* Exercise objective:
From the first line to the last, give the listing again exactly.

* Excerpted records:

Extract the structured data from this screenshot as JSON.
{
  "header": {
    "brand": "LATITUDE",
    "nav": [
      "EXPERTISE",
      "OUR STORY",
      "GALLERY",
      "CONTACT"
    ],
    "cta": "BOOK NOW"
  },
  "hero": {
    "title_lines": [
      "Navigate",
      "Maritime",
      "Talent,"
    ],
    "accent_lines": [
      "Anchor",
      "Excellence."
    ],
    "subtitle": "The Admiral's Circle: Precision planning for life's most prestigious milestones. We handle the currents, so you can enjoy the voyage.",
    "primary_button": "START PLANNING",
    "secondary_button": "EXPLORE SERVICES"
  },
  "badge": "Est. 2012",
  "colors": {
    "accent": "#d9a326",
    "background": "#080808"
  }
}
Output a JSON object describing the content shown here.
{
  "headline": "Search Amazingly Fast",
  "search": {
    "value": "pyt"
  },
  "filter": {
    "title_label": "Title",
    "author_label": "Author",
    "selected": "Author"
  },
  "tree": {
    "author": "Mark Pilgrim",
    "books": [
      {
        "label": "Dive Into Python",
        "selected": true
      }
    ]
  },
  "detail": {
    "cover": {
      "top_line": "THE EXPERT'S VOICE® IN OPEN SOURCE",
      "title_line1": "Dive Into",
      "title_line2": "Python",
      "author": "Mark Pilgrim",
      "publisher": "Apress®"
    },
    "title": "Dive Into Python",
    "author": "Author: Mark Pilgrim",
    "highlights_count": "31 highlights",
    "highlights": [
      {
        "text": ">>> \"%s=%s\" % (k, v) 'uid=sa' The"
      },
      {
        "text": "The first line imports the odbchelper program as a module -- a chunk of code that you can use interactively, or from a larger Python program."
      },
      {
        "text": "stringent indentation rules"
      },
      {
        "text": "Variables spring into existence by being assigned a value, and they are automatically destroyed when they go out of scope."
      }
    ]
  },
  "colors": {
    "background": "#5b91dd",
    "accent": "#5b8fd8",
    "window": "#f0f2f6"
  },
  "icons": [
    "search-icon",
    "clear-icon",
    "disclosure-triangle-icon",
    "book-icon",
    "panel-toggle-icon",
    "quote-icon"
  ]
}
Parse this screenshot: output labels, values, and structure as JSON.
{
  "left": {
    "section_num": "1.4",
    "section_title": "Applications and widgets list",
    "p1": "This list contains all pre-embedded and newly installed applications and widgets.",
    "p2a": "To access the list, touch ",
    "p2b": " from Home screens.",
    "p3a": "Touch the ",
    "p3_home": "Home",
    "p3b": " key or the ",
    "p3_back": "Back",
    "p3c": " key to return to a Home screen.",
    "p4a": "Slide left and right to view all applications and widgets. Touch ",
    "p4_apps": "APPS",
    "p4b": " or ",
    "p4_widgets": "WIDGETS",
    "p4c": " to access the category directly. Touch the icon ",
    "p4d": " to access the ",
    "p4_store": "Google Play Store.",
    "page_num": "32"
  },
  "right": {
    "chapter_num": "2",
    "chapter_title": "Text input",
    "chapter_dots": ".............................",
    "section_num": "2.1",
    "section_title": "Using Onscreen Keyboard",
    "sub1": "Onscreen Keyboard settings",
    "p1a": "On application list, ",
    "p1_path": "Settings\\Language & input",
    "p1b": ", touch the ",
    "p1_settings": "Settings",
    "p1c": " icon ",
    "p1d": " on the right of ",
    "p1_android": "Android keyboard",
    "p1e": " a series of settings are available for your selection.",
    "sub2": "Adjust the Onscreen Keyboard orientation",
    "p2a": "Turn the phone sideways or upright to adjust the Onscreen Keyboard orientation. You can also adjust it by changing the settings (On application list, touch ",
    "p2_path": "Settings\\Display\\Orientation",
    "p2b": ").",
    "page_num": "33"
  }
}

* Problem solution:
Extract the structured data from this screenshot as JSON.
{
  "header": {
    "brand": "LATITUDE",
    "nav": [
      "EXPERTISE",
      "OUR STORY",
      "GALLERY",
      "CONTACT"
    ],
    "cta": "BOOK NOW"
  },
  "hero": {
    "title_lines": [
      "Navigate",
      "Maritime",
      "Talent,"
    ],
    "accent_lines": [
      "Anchor",
      "Excellence."
    ],
    "subtitle": "The Admiral's Circle: Precision planning for life's most prestigious milestones. We handle the currents, so you can enjoy the voyage.",
    "primary_button": "START PLANNING",
    "secondary_button": "EXPLORE SERVICES"
  },
  "badge": "Est. 2012",
  "colors": {
    "accent": "#d9a326",
    "background": "#080808"
  }
}
Output a JSON object describing the content shown here.
{
  "headline": "Search Amazingly Fast",
  "search": {
    "value": "pyt"
  },
  "filter": {
    "title_label": "Title",
    "author_label": "Author",
    "selected": "Author"
  },
  "tree": {
    "author": "Mark Pilgrim",
    "books": [
      {
        "label": "Dive Into Python",
        "selected": true
      }
    ]
  },
  "detail": {
    "cover": {
      "top_line": "THE EXPERT'S VOICE® IN OPEN SOURCE",
      "title_line1": "Dive Into",
      "title_line2": "Python",
      "author": "Mark Pilgrim",
      "publisher": "Apress®"
    },
    "title": "Dive Into Python",
    "author": "Author: Mark Pilgrim",
    "highlights_count": "31 highlights",
    "highlights": [
      {
        "text": ">>> \"%s=%s\" % (k, v) 'uid=sa' The"
      },
      {
        "text": "The first line imports the odbchelper program as a module -- a chunk of code that you can use interactively, or from a larger Python program."
      },
      {
        "text": "stringent indentation rules"
      },
      {
        "text": "Variables spring into existence by being assigned a value, and they are automatically destroyed when they go out of scope."
      }
    ]
  },
  "colors": {
    "background": "#5b91dd",
    "accent": "#5b8fd8",
    "window": "#f0f2f6"
  },
  "icons": [
    "search-icon",
    "clear-icon",
    "disclosure-triangle-icon",
    "book-icon",
    "panel-toggle-icon",
    "quote-icon"
  ]
}
Parse this screenshot: output labels, values, and structure as JSON.
{
  "left": {
    "section_num": "1.4",
    "section_title": "Applications and widgets list",
    "p1": "This list contains all pre-embedded and newly installed applications and widgets.",
    "p2a": "To access the list, touch ",
    "p2b": " from Home screens.",
    "p3a": "Touch the ",
    "p3_home": "Home",
    "p3b": " key or the ",
    "p3_back": "Back",
    "p3c": " key to return to a Home screen.",
    "p4a": "Slide left and right to view all applications and widgets. Touch ",
    "p4_apps": "APPS",
    "p4b": " or ",
    "p4_widgets": "WIDGETS",
    "p4c": " to access the category directly. Touch the icon ",
    "p4d": " to access the ",
    "p4_store": "Google Play Store.",
    "page_num": "32"
  },
  "right": {
    "chapter_num": "2",
    "chapter_title": "Text input",
    "chapter_dots": ".............................",
    "section_num": "2.1",
    "section_title": "Using Onscreen Keyboard",
    "sub1": "Onscreen Keyboard settings",
    "p1a": "On application list, ",
    "p1_path": "Settings\\Language & input",
    "p1b": ", touch the ",
    "p1_settings": "Settings",
    "p1c": " icon ",
    "p1d": " on the right of ",
    "p1_android": "Android keyboard",
    "p1e": " a series of settings are available for your selection.",
    "sub2": "Adjust the Onscreen Keyboard orientation",
    "p2a": "Turn the phone sideways or upright to adjust the Onscreen Keyboard orientation. You can also adjust it by changing the settings (On application list, touch ",
    "p2_path": "Settings\\Display\\Orientation",
    "p2b": ").",
    "page_num": "33"
  }
}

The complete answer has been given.